┌────────
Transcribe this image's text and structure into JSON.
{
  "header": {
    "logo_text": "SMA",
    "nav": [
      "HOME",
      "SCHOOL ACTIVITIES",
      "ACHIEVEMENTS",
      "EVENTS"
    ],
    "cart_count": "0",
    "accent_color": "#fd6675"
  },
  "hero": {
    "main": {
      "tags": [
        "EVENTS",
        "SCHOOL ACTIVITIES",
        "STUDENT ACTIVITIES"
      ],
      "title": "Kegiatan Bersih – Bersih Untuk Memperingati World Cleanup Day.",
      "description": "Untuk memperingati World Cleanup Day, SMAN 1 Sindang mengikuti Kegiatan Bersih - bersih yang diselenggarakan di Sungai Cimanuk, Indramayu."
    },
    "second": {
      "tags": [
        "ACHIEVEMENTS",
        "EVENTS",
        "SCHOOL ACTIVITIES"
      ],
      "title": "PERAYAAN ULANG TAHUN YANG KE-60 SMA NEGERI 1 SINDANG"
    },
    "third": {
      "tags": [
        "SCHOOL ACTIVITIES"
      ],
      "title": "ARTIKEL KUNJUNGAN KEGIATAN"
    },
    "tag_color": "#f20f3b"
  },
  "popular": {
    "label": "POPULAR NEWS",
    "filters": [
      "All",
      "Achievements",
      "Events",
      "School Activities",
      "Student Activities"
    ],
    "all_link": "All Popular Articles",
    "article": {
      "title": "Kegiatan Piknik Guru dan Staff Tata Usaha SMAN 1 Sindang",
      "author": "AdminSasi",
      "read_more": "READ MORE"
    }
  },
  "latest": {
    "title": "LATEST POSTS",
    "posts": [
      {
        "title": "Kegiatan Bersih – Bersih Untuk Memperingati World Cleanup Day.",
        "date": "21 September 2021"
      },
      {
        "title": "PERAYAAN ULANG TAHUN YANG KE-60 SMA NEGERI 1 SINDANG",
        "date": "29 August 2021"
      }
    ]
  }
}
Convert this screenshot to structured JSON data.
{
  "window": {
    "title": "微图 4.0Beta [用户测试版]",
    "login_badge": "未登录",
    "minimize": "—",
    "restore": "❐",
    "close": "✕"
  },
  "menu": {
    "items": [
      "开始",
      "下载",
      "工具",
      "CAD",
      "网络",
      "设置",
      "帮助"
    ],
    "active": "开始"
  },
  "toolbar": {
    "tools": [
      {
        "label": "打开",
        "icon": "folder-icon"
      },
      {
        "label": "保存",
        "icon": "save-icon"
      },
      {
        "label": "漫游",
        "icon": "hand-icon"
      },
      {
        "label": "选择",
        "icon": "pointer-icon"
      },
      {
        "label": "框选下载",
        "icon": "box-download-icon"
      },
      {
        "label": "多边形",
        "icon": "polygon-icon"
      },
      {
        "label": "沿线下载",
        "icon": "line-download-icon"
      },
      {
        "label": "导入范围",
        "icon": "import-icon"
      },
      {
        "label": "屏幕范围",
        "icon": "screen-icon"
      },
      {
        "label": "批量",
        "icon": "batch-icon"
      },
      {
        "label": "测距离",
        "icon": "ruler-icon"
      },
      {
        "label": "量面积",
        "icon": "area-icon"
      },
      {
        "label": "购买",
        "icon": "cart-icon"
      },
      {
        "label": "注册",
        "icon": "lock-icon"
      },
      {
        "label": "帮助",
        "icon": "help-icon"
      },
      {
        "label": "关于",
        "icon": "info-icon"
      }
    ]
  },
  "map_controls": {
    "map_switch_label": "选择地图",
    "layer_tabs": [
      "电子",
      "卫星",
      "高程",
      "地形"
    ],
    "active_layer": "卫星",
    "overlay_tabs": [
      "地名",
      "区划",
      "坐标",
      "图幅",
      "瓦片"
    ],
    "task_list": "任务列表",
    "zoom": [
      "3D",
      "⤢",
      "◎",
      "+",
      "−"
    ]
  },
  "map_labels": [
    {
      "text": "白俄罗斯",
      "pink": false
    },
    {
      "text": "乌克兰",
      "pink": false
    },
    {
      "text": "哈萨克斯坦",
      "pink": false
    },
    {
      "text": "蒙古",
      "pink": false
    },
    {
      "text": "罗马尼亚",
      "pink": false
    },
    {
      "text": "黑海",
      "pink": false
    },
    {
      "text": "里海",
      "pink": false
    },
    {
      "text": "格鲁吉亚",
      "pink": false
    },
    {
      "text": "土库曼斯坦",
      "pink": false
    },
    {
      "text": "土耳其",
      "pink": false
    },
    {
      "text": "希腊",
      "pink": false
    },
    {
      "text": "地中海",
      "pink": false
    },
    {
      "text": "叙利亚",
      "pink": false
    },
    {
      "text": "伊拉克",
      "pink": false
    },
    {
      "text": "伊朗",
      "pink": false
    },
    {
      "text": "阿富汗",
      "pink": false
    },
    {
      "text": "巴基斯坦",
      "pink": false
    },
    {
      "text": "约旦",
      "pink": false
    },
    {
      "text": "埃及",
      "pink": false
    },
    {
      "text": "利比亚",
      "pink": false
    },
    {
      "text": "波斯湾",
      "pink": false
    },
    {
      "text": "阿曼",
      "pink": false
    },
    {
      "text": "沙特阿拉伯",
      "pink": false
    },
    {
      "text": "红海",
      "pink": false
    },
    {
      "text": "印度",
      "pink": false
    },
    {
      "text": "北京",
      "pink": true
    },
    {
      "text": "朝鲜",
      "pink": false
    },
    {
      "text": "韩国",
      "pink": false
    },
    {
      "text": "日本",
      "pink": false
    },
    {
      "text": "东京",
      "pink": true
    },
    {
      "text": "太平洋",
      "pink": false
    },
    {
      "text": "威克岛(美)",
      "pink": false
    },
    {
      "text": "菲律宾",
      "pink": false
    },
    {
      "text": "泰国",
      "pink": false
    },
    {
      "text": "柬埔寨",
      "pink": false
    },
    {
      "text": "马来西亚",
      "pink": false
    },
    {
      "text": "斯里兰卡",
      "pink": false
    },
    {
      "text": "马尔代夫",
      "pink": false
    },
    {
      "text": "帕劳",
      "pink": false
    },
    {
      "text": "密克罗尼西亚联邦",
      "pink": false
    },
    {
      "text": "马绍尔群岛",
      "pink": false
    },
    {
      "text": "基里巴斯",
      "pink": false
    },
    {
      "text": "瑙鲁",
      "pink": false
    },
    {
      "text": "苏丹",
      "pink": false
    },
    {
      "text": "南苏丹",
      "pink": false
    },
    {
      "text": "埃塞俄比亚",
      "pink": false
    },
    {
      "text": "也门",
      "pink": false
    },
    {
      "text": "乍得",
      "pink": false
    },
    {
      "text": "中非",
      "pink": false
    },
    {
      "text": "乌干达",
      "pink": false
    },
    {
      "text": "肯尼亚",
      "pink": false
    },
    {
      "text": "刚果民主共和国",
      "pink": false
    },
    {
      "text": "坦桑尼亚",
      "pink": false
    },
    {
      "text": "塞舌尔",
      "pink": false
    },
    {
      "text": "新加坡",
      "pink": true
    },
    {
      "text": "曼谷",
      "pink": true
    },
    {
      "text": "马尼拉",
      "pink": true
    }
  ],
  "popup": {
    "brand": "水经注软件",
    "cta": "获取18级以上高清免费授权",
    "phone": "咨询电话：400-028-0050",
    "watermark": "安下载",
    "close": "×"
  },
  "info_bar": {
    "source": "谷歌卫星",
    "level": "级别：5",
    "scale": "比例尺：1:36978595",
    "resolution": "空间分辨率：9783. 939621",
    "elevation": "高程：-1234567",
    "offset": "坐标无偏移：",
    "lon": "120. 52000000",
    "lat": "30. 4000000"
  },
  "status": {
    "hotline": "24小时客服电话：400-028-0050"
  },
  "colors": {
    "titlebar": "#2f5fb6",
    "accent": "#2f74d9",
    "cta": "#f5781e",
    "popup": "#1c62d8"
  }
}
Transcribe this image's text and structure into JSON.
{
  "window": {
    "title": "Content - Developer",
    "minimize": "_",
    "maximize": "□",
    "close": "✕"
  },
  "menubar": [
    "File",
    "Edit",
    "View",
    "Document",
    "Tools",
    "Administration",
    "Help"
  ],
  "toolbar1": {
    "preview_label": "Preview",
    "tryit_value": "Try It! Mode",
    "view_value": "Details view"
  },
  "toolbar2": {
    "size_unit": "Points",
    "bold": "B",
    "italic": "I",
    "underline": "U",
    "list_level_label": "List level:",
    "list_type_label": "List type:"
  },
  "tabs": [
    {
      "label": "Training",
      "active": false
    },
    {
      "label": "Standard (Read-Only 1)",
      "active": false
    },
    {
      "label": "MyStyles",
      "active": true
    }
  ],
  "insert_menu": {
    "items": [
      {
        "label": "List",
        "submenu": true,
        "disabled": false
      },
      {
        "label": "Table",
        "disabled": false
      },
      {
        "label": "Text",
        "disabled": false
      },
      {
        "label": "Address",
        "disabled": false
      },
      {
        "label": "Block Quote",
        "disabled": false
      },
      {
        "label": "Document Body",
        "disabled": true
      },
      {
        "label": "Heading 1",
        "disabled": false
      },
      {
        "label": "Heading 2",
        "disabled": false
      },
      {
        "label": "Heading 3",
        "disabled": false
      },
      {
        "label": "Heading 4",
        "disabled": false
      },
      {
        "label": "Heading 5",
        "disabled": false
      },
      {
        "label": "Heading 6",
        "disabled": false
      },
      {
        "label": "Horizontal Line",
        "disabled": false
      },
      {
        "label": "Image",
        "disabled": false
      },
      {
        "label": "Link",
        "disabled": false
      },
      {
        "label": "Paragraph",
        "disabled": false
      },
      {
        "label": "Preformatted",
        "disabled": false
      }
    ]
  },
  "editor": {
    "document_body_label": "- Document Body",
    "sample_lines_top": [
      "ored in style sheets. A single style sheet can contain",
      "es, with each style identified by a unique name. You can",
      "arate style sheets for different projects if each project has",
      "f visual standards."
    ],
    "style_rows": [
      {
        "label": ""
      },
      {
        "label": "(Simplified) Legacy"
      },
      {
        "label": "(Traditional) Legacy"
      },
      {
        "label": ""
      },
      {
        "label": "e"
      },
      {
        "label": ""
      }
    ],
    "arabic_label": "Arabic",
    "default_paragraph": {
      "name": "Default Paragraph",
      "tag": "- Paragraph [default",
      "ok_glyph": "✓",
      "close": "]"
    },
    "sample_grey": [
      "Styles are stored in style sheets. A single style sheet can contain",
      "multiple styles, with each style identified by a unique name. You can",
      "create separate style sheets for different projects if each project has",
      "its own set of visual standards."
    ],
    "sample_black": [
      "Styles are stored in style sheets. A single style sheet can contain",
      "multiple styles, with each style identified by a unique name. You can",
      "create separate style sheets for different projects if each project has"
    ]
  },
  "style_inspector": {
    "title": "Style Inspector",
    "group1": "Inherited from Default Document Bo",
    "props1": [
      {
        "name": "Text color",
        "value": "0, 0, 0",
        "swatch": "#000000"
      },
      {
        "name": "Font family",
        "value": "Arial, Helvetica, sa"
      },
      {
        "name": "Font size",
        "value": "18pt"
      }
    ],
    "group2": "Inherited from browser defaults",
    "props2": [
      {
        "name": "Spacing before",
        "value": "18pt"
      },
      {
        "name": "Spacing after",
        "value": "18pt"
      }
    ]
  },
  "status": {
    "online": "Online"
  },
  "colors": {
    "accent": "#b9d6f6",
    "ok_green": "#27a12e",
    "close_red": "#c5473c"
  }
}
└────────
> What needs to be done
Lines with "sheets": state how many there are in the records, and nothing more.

> Response to the exercise
6